COVID-19 death toll felt heavily by 2 Twin Cities metro area nursing homes

St. Therese is one of two COVID-19 hot spots among long-term care facilities in the Twin Cities area.

The FOX 9 Investigators discovered two Twin Cities metro area long-term care facilities have each had at least 12 people die from COVID-19. 

Catholic Eldercare in northeast Minneapolis and St. Therese Home in New Hope have clusters of COVID-19 deaths discovered through death certificate data maintained by the Minnesota Department of Health. 

70 percent of those who have died from COVID-19, or 113 cases out of 160, in Minnesota so far have been in long-term care living situations and most of those who died had underlying health conditions.

Staff member sick

A letter was sent to families from Catholic Eldercare that read the infection was brought in from a staff member who works in memory care unit dining.  

Billy Ward’s mother, Devera Rainville, 80, died in the unit three weeks ago.  

“I have absolutely no ill will for the person who was sick and contracted the COVID who worked there. It wasn’t like they came to work sick ‘let’s go infect people,’” he told the FOX 9 Investigators.

For Ward, there is regret that he didn’t see his mother before she died. But even in his grief, there is profound appreciation for those who cared for his mother in her final days. 

“What would mom say if I showed up in her room she say ‘get out of here you’re going to get my grandkids sick,’” he said. “Anyone that works there is a godsend for people like me to take care of our loved one because it’s not a pleasant job.”

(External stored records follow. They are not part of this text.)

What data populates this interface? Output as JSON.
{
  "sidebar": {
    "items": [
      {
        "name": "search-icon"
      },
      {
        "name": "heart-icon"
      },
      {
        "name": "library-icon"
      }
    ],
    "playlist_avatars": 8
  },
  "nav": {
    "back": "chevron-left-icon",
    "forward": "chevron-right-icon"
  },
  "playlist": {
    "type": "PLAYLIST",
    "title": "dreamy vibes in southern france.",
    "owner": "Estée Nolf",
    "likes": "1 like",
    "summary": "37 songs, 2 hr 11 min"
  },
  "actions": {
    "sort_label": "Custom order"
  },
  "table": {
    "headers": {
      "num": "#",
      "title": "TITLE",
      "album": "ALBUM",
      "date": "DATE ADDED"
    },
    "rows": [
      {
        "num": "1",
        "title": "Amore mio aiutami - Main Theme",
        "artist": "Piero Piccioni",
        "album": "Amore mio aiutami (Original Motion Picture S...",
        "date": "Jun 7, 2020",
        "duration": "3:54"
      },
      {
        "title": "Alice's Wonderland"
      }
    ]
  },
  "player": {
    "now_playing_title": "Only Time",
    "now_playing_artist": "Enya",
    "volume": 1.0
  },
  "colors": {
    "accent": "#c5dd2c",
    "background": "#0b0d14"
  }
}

Roommate with COVID-19

Paulette Opdahl’s brother, Wally Kowal, 83, died Sunday at St. Therese. 

"Wally called and told me that his roommate was sick and he had a fever, wasn’t eating and had a cough. He was tested and tested positive, the roommate was," Opdahl said. 

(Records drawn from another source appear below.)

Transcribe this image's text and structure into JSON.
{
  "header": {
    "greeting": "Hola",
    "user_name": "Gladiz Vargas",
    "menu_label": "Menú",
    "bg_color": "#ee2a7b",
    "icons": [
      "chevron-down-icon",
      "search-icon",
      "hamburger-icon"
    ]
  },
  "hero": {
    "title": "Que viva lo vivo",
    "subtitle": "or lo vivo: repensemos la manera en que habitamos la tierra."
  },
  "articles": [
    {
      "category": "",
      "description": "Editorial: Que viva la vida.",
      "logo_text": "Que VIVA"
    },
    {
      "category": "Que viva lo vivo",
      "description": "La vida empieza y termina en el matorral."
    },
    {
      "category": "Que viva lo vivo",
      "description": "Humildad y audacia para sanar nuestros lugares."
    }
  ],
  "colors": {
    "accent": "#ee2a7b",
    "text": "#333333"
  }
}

Her brother, who had dementia but no other illness, told her that his roommate with the cornonavirus was never moved out, a story the FOX 9 Investigators heard from three other families.

Experts say positive patients should be grouped together, a process known as cohorting.  

“Cohorting is where you move people who are positive into one area whether it is the same room or same wing,” said Patti Cullen, CEO of Care Providers.

Opdahl said she called St. Therese after her brother got sick to ask if the staff had enough personal protection equipment. 

“Asked one of the aides, if they had N95 masks and the aide said ‘I don’t know what that is,’” Opdahl recalled.

In a follow-up statement to the FOX 9 Investigators, St. Therese said they isolate positive patients where space permits. 

In the near future, the plan is to cluster together those testing positive at COVID-19 support sites around the state.

The sites are long-term facilities which have a low number of residents or an empty wing. The locations of the sites have not been released by the state of Minnesota.